Poker is an exciting card game that has become one of the most popular games in the world. It is a game of chance, but it also involves skill and psychology. It is an excellent way to learn how to read people and can help improve your social skills. Poker is a great activity to enjoy with friends, and it can even boost your mental health.

Unlike many other casino games, poker is played against other players, not the dealer or other house. This means that there are a lot of opportunities to interact with your opponents and develop a better understanding of their body language and betting habits. This can be useful in your private life, as well as in business.

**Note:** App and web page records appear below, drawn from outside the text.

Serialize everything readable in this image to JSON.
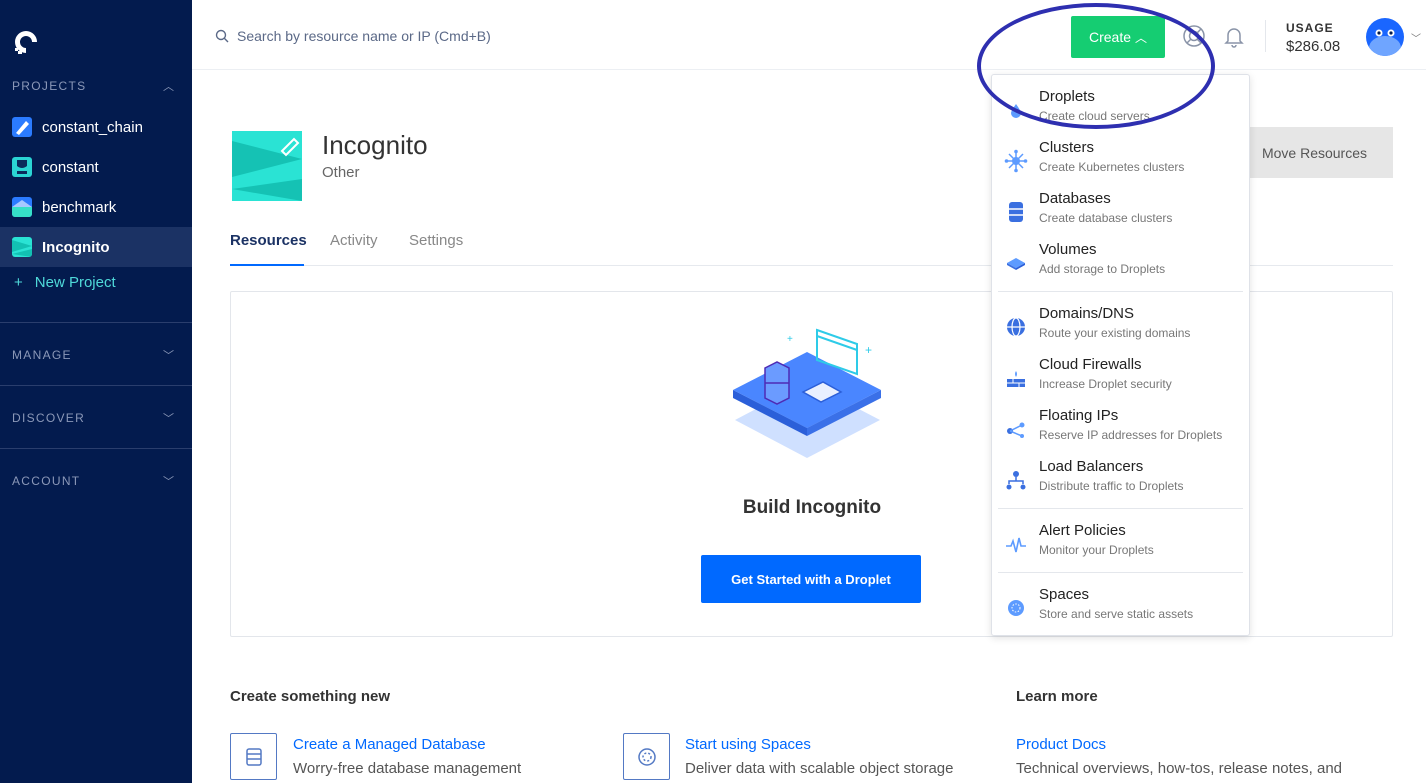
{
  "sidebar": {
    "projects_header": "PROJECTS",
    "projects": [
      {
        "label": "constant_chain"
      },
      {
        "label": "constant"
      },
      {
        "label": "benchmark"
      },
      {
        "label": "Incognito"
      }
    ],
    "new_project": "New Project",
    "sections": [
      "MANAGE",
      "DISCOVER",
      "ACCOUNT"
    ]
  },
  "header": {
    "search_placeholder": "Search by resource name or IP (Cmd+B)",
    "create_label": "Create",
    "usage_label": "USAGE",
    "usage_value": "$286.08"
  },
  "project": {
    "title": "Incognito",
    "subtitle": "Other",
    "move_button": "Move Resources",
    "tabs": [
      "Resources",
      "Activity",
      "Settings"
    ]
  },
  "empty_state": {
    "title": "Build Incognito",
    "button": "Get Started with a Droplet"
  },
  "create_new": {
    "title": "Create something new",
    "cards": [
      {
        "link": "Create a Managed Database",
        "desc": "Worry-free database management"
      },
      {
        "link": "Start using Spaces",
        "desc": "Deliver data with scalable object storage"
      }
    ]
  },
  "learn_more": {
    "title": "Learn more",
    "link": "Product Docs",
    "desc": "Technical overviews, how-tos, release notes, and"
  },
  "create_menu": [
    {
      "title": "Droplets",
      "desc": "Create cloud servers",
      "icon": "droplet-icon"
    },
    {
      "title": "Clusters",
      "desc": "Create Kubernetes clusters",
      "icon": "kubernetes-icon"
    },
    {
      "title": "Databases",
      "desc": "Create database clusters",
      "icon": "database-icon"
    },
    {
      "title": "Volumes",
      "desc": "Add storage to Droplets",
      "icon": "volume-icon"
    },
    {
      "title": "Domains/DNS",
      "desc": "Route your existing domains",
      "icon": "globe-icon"
    },
    {
      "title": "Cloud Firewalls",
      "desc": "Increase Droplet security",
      "icon": "firewall-icon"
    },
    {
      "title": "Floating IPs",
      "desc": "Reserve IP addresses for Droplets",
      "icon": "floating-ip-icon"
    },
    {
      "title": "Load Balancers",
      "desc": "Distribute traffic to Droplets",
      "icon": "load-balancer-icon"
    },
    {
      "title": "Alert Policies",
      "desc": "Monitor your Droplets",
      "icon": "alert-icon"
    },
    {
      "title": "Spaces",
      "desc": "Store and serve static assets",
      "icon": "spaces-icon"
    }
  ],
  "colors": {
    "sidebar_bg": "#031b4e",
    "create_green": "#15cd72",
    "primary_blue": "#0069ff",
    "annotation_ring": "#2e2fb0"
  }
}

In addition to boosting your social abilities, poker can also help you improve your decision-making skills. You must consider the odds of your hand and the risk of raising your bet before making a move. These skills will benefit you in your daily life, too, as they will teach you to think more critically about the decisions you make.

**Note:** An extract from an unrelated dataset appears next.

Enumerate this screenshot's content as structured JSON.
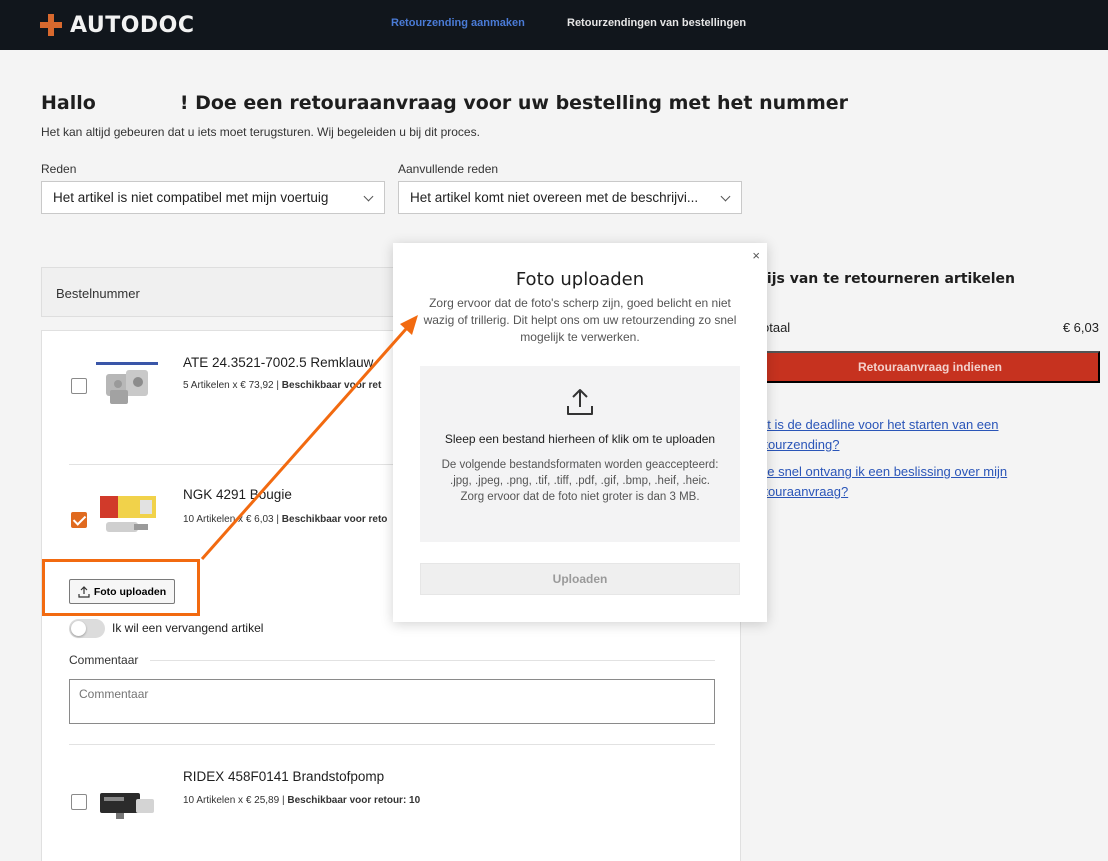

It is also important to keep in mind that poker is a game of luck, and you will lose quite often. However, if you understand the rules of the game and use good strategies, you can improve your chances of winning. Moreover, losing money in poker is nothing to be ashamed of; everyone has to start somewhere. In fact, poker is a good way to practice how to deal with failure, which is something that can be very helpful in your career and in life in general.

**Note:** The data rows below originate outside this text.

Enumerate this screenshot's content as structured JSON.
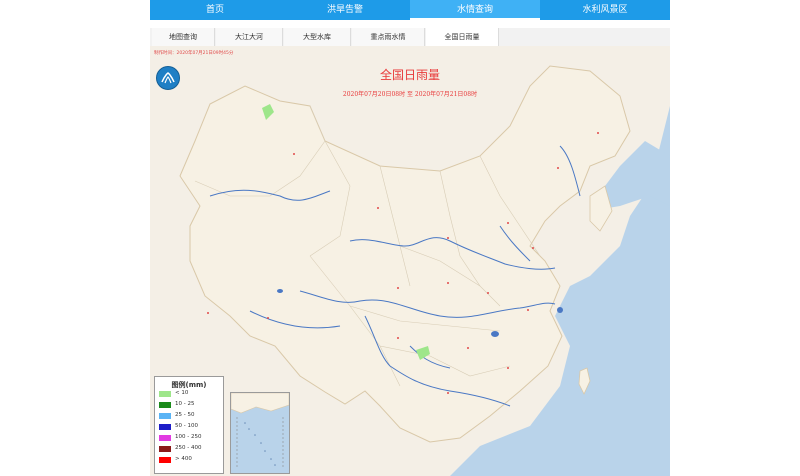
{
  "nav": {
    "items": [
      "首页",
      "洪旱告警",
      "水情查询",
      "水利风景区"
    ],
    "active_index": 2
  },
  "subtabs": {
    "items": [
      "地图查询",
      "大江大河",
      "大型水库",
      "重点雨水情",
      "全国日雨量"
    ],
    "active_index": 4
  },
  "map": {
    "updated": "制作时间：2020年07月21日09时45分",
    "title": "全国日雨量",
    "period": "2020年07月20日08时 至 2020年07月21日08时"
  },
  "legend": {
    "title": "图例(mm)",
    "items": [
      {
        "label": "< 10",
        "color": "#9ee68a"
      },
      {
        "label": "10 - 25",
        "color": "#1a8a1a"
      },
      {
        "label": "25 - 50",
        "color": "#5ab4f5"
      },
      {
        "label": "50 - 100",
        "color": "#1e1ec8"
      },
      {
        "label": "100 - 250",
        "color": "#e23be2"
      },
      {
        "label": "250 - 400",
        "color": "#8b1a1a"
      },
      {
        "label": "> 400",
        "color": "#ff0000"
      }
    ]
  },
  "colors": {
    "nav_bg": "#1e9be8",
    "title_red": "#e83a3a",
    "river": "#4a78c4",
    "sea": "#b9d3ea",
    "land": "#f4efe6"
  },
  "icons": {
    "logo": "ministry-water-logo"
  }
}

Another thing that poker can teach you is how to manage your emotions. While it is important to be aggressive and go after the pot, you must know when to rein in your emotions. If you let your anger and frustration boil over, it can lead to negative consequences. Poker teaches you how to control your emotions, and this is a valuable lesson that can be applied in real life.

Lastly, poker can help you improve your math skills. You will need to calculate the odds of your opponent getting a particular hand, and you will need to know how to compare this to the value of your own hand. This can be difficult at first, but as you play more, you will get better at it.

If you are in late position, it is often better to raise than call. This will cause your opponents to fold, and it will increase the payout of your hand. If you have a strong hand, it is best to check and then raise, as this will force weaker hands to call your bet and increase your winnings. However, if you have a weak hand, it is best to just check and fold. You should only raise if you believe that your hand is worth the risk. Otherwise, you should just call and hope for the best.

Theme: Overlay by Kaira Extra Text
Cape Town, South Africa